> **Task to complete**: Which lines in the records below hold the word "this"? Copy each of them.

[Source records]

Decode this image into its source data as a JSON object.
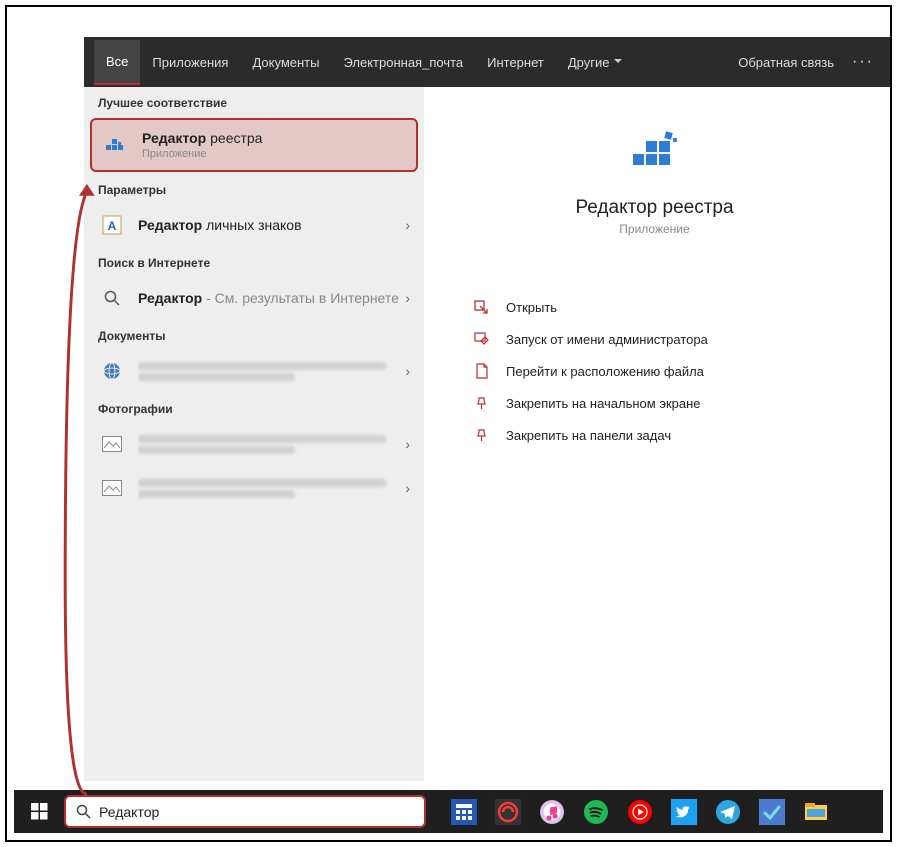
{
  "header": {
    "tabs": [
      "Все",
      "Приложения",
      "Документы",
      "Электронная_почта",
      "Интернет",
      "Другие"
    ],
    "feedback": "Обратная связь",
    "more": "···"
  },
  "left": {
    "section_best": "Лучшее соответствие",
    "best": {
      "label_bold": "Редактор",
      "label_rest": " реестра",
      "sub": "Приложение"
    },
    "section_settings": "Параметры",
    "settings_item": {
      "label_bold": "Редактор",
      "label_rest": " личных знаков"
    },
    "section_web": "Поиск в Интернете",
    "web_item": {
      "label_bold": "Редактор",
      "label_rest": " - См. результаты в Интернете"
    },
    "section_docs": "Документы",
    "section_photos": "Фотографии"
  },
  "right": {
    "title": "Редактор реестра",
    "sub": "Приложение",
    "actions": [
      "Открыть",
      "Запуск от имени администратора",
      "Перейти к расположению файла",
      "Закрепить на начальном экране",
      "Закрепить на панели задач"
    ]
  },
  "taskbar": {
    "search_value": "Редактор"
  }
}
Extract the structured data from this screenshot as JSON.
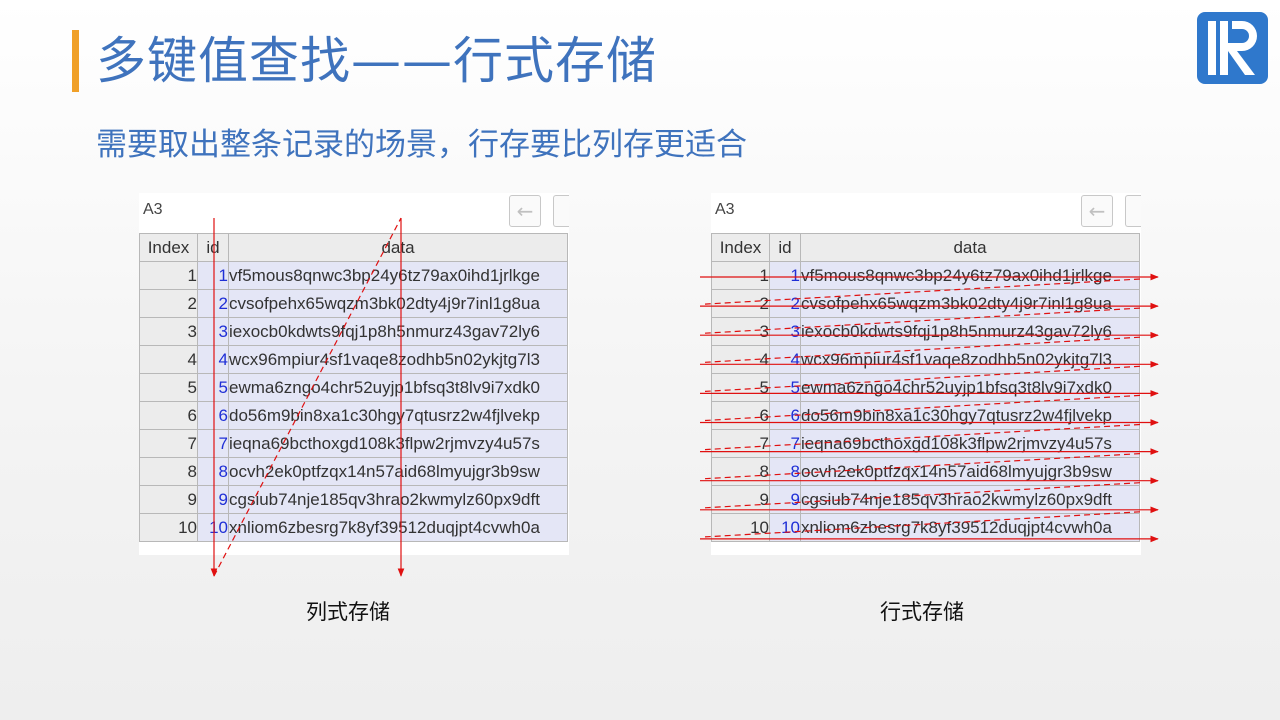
{
  "header": {
    "title": "多键值查找——行式存储",
    "subtitle": "需要取出整条记录的场景，行存要比列存更适合"
  },
  "accent_color": "#f0a028",
  "text_color": "#3f73bd",
  "logo": {
    "icon": "raqsoft-r-logo",
    "color": "#2f78cc"
  },
  "arrow_color": "#e01010",
  "panels": [
    {
      "key": "left",
      "cell_ref": "A3",
      "caption": "列式存储",
      "arrows": "column-wise"
    },
    {
      "key": "right",
      "cell_ref": "A3",
      "caption": "行式存储",
      "arrows": "row-wise"
    }
  ],
  "table": {
    "columns": [
      "Index",
      "id",
      "data"
    ],
    "rows": [
      [
        "1",
        "1",
        "vf5mous8qnwc3bp24y6tz79ax0ihd1jrlkge"
      ],
      [
        "2",
        "2",
        "cvsofpehx65wqzm3bk02dty4j9r7inl1g8ua"
      ],
      [
        "3",
        "3",
        "iexocb0kdwts9fqj1p8h5nmurz43gav72ly6"
      ],
      [
        "4",
        "4",
        "wcx96mpiur4sf1vaqe8zodhb5n02ykjtg7l3"
      ],
      [
        "5",
        "5",
        "ewma6zngo4chr52uyjp1bfsq3t8lv9i7xdk0"
      ],
      [
        "6",
        "6",
        "do56m9bin8xa1c30hgy7qtusrz2w4fjlvekp"
      ],
      [
        "7",
        "7",
        "ieqna69bcthoxgd108k3flpw2rjmvzy4u57s"
      ],
      [
        "8",
        "8",
        "ocvh2ek0ptfzqx14n57aid68lmyujgr3b9sw"
      ],
      [
        "9",
        "9",
        "cgsiub74nje185qv3hrao2kwmylz60px9dft"
      ],
      [
        "10",
        "10",
        "xnliom6zbesrg7k8yf39512duqjpt4cvwh0a"
      ]
    ]
  }
}
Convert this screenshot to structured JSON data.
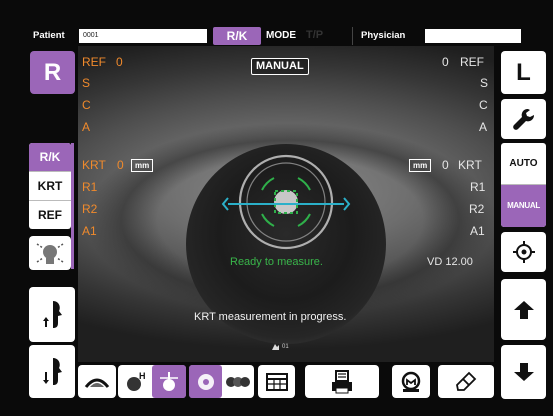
{
  "topbar": {
    "patient_label": "Patient",
    "patient_value": "0001",
    "mode_rk": "R/K",
    "mode_label": "MODE",
    "mode_tp": "T/P",
    "physician_label": "Physician",
    "physician_value": ""
  },
  "left_panel": {
    "eye_button": "R",
    "mode_items": [
      "R/K",
      "KRT",
      "REF"
    ]
  },
  "right_panel": {
    "eye_button": "L",
    "auto_label": "AUTO",
    "manual_label": "MANUAL"
  },
  "overlay": {
    "manual_tag": "MANUAL",
    "left": {
      "ref_label": "REF",
      "ref_value": "0",
      "s_label": "S",
      "c_label": "C",
      "a_label": "A",
      "krt_label": "KRT",
      "krt_value": "0",
      "unit": "mm",
      "r1_label": "R1",
      "r2_label": "R2",
      "a1_label": "A1"
    },
    "right": {
      "ref_label": "REF",
      "ref_value": "0",
      "s_label": "S",
      "c_label": "C",
      "a_label": "A",
      "krt_label": "KRT",
      "krt_value": "0",
      "unit": "mm",
      "r1_label": "R1",
      "r2_label": "R2",
      "a1_label": "A1"
    },
    "ready_text": "Ready to measure.",
    "vd_label": "VD 12.00",
    "status_text": "KRT measurement in progress.",
    "counter": "01"
  },
  "colors": {
    "accent_purple": "#9b66b8",
    "ref_orange": "#f08a2c",
    "reticle_green": "#2fb04a",
    "reticle_cyan": "#2bb0c9",
    "ready_green": "#39b54a"
  }
}
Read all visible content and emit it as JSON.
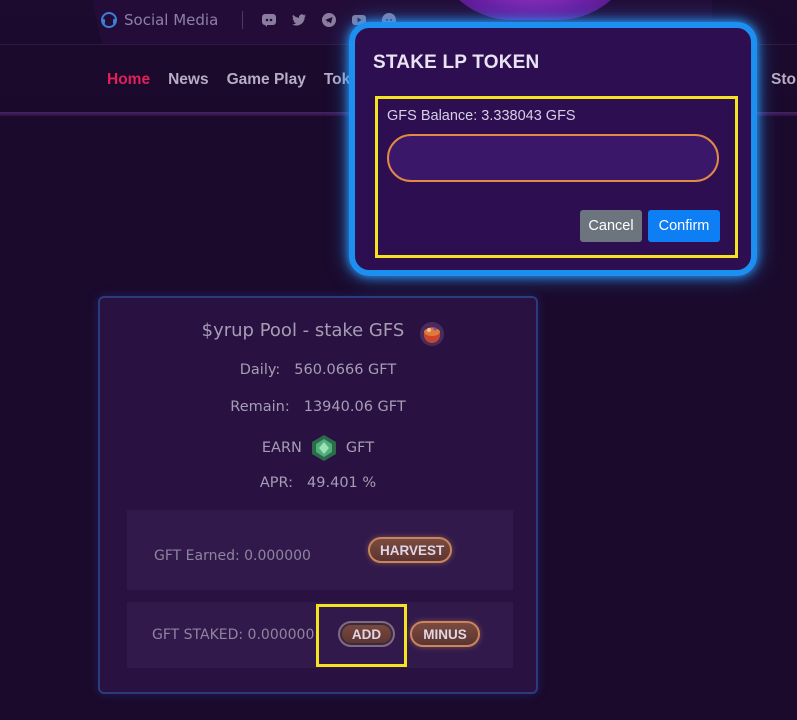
{
  "header": {
    "social_label": "Social Media",
    "social_icons": [
      "discord-icon",
      "twitter-icon",
      "telegram-icon",
      "youtube-icon",
      "reddit-icon"
    ],
    "nav": [
      {
        "label": "Home",
        "active": true
      },
      {
        "label": "News"
      },
      {
        "label": "Game Play"
      },
      {
        "label": "Toke"
      }
    ],
    "nav_right": "Sto"
  },
  "modal": {
    "title": "STAKE LP TOKEN",
    "balance": "GFS Balance: 3.338043 GFS",
    "input_value": "",
    "cancel": "Cancel",
    "confirm": "Confirm"
  },
  "pool": {
    "title": "$yrup Pool - stake GFS",
    "daily_label": "Daily:",
    "daily_value": "560.0666 GFT",
    "remain_label": "Remain:",
    "remain_value": "13940.06 GFT",
    "earn_label": "EARN",
    "earn_token": "GFT",
    "apr_label": "APR:",
    "apr_value": "49.401 %",
    "earned": "GFT Earned: 0.000000",
    "harvest": "HARVEST",
    "staked": "GFT STAKED: 0.000000",
    "add": "ADD",
    "minus": "MINUS"
  },
  "colors": {
    "background": "#1b0a2c",
    "accent_active": "#e0205b",
    "modal_border": "#1d8ff0",
    "highlight": "#f3e320",
    "confirm": "#0d7ef4"
  }
}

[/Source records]

> **Written response**:
Decode this image into its source data as a JSON object.
Extract the structured data from this screenshot as JSON.
Convert this screenshot to structured JSON data.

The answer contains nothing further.